Olsen worked in Acordia's West Palm Beach office. A 14-page administrative complaint delivered today to Olsen, charges him with selling the unauthorized Well America policies to at least five South Florida employers – Florida Transportation Services, Inc., Southern Labor Services, Inc., Texas Terminals Limited Partnership, the Anspach Companies and Ralph Buick Inc. Olsen sold the policies in late 1999 and early 2000.

In explaining the Well America policy to potential clients, the administrative complaint alleges that Olsen represented that, in return for the payment of a monthly premium, they would have no out-of-pocket expense and that the quoted rates were guaranteed for two years.

Undertaking to indemnify another against the risk of financial loss, such as health care expenses, is the essence of insurance and requires a license from the department. Likewise, guaranteeing the amount of the premium for two years shifted risk from the employer to Well America Group to ensure that sufficient funds were available to pay claims.

The state guaranty fund that exists to pay the claims of licensed insurers that encounter financial problems does not cover claims of unlicensed entities.

Under Florida law, anyone who solicits, negotiates or sells an insurance contract for an unauthorized insurer, when they know or should know that the insurer is not licensed, is responsible for unpaid claims. The license status of companies can be determined by calling the department's Consumer Helpline at 1-800-342-2762 or by visiting the department's website at www.fldfs.com.

Olsen has 21 days to respond, and has the right to request a hearing at the Division of Administrative Hearings.

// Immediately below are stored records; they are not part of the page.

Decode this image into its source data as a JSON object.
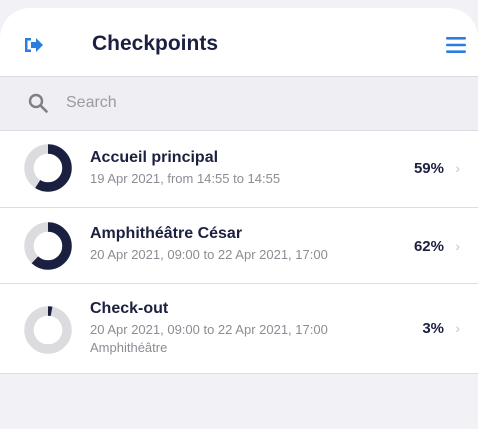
{
  "header": {
    "title": "Checkpoints",
    "logout_icon": "logout-icon",
    "menu_icon": "hamburger-menu-icon",
    "accent_color": "#2a7de1"
  },
  "search": {
    "placeholder": "Search",
    "value": "",
    "icon": "search-icon"
  },
  "checkpoints": [
    {
      "name": "Accueil principal",
      "schedule": "19 Apr 2021, from 14:55 to 14:55",
      "location": "",
      "percent_label": "59%",
      "progress": 0.59
    },
    {
      "name": "Amphithéâtre César",
      "schedule": "20 Apr 2021, 09:00 to 22 Apr 2021, 17:00",
      "location": "",
      "percent_label": "62%",
      "progress": 0.62
    },
    {
      "name": "Check-out",
      "schedule": "20 Apr 2021, 09:00 to 22 Apr 2021, 17:00",
      "location": "Amphithéâtre",
      "percent_label": "3%",
      "progress": 0.03
    }
  ],
  "colors": {
    "progress_fill": "#1c2040",
    "progress_track": "#dcdce0"
  }
}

The investigation was conducted by the department's Bureau of Agent and Agency Services and the Division of Insurance Fraud, Unauthorized Entities Section. Cualquier persona con información acerca de este caso u otra posible confabulación de fraude debe llamar a la Línea de Ayuda al Consumidor del departamento de Fraude al 1-800-378-0445. A reward of up to $25,000 is offered for information leading to arrest and conviction of individuals for insurance fraud.